Vienna, April 26 – The Russian Federation would benefit from the creation of a network of financial institutions operating according to Islamic norms because Muslims there would then place their money in “a transparent and legitimate banking system” rather than rely on informal and unregulated channels, according to a Muslim banker.
In an interview on Islamnews.ru today, Adelet Dzhabiyev, head of Russia’s first Islamic bank, said Russian security officials understand this but many other Russians believe that an Islamic bank would engage in “money-laundering and the financing of terrorism” (http://www.islamnews.ru.index.php?name=Articles&file=article&sid=863).
Those who think so could not be more wrong, the founder of the Badr-Forte Bank continued. Indeed, by attracting the funds Russia’s Muslims now hold into the banking system, he argued, Moscow could limit, as the United States and other Western governments already have, possibilities for transfer payments to Islamist radicals.
(The Russian Muslim banker notes that Western countries provide a range of approaches that Moscow might want to try, from allowing the creation of distinctively Muslim banks or supporting the establishment of Islamic sections within larger commercial banks.)
Islam prescribes precise rules for banking operations, rules that are very different from those generally used by Western-style financial institutions. Perhaps the most significant of these differences concerns the payment or acceptance of interest: Western banks allow it; Islamic banks do not.
Until recently, few of Russia’s Muslims either understood or appeared to care about such distinctions and generally deposited their money in one of the 1200 regular Russian banks at roughly the same rate as non-Muslims in the Russian Federation. But that is now changing and changing fast, Dzhabiyev said.
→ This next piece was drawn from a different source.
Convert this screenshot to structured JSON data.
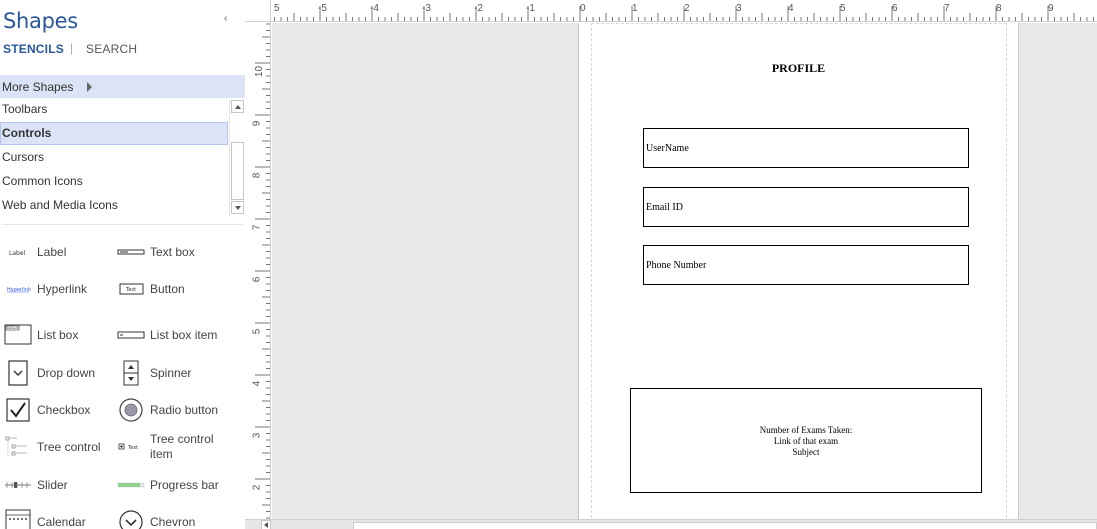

Ever more Muslims in the Russian Federation are following the provisions of the Koran and the Sunna, and many of them are now refusing to deposit money in banks that do not conform to Islamic rules. As a result, Muslims there hold a great deal of their funds in cash, something that limits the ability of the state to regulate how it is used.
Given their increasing numbers and wealth, however, the share of the financial pie in Russia occupied by Muslims is growing, a development that he suggests Russian officials have a self-interest in ensuring that such monies are available for investment in the country’s economy.
Unfortunately, Dzhabiyev continued, many Russian officials and politicians still fail to think “strategically” on this question, and the Russian government continues to put obstacles on the path to the development of a banking system and other financial institutions operating in conformity to Islamic precepts.
This situation could be easily remedied, he said, were the authorities to “create conditions so that the funds of Muslims could leave the informal channels and to as large an extent as possible, be included in the economic exchange of the country through various officially registered and legitimate structures.”
And to take advantage of such possibilities, Dzhabiyev argued, the Muslims of the Russian Federation “in turn must create suitable structures everywhere and in large quantities” – perhaps at first not banks but rather other financial institutions like cooperatives that the faithful could use if these structures follow Islamic law.
Despite this description of what might be possible, Dzhabiyev did not sound optimistic about the prospects for Islamic banking in Russia anytime soon. But another development this week suggests that the Muslims there may soon be flexing their economic muscle -- albeit in a more traditional way.
At a conference in Kazan on Tuesday, academics, religious leaders, and Tatarstan officials jointly called on the Russian State Duma to pass legislation that would allow the reestablishment of waqfs, the self-sustaining economic bodies created by Muslim contributions that support mosques and organize welfare among the faithful.
Such institutions were widespread in the Middle Volga and Central Asia prior to 1917 and in the first decade of Soviet power, and conference participants pointedly suggested that the “federal authorities [should] reanimate this pre-revolutionary system”
If Moscow does agree, such a step would make the more than 8,000 parishes of Russian Islam more financially independent not only from the state but also from foreign donors. And that change in turn would focus new attention on the financial clout of Russia’s Islamic community and could provide the foundation for Islamic banking there.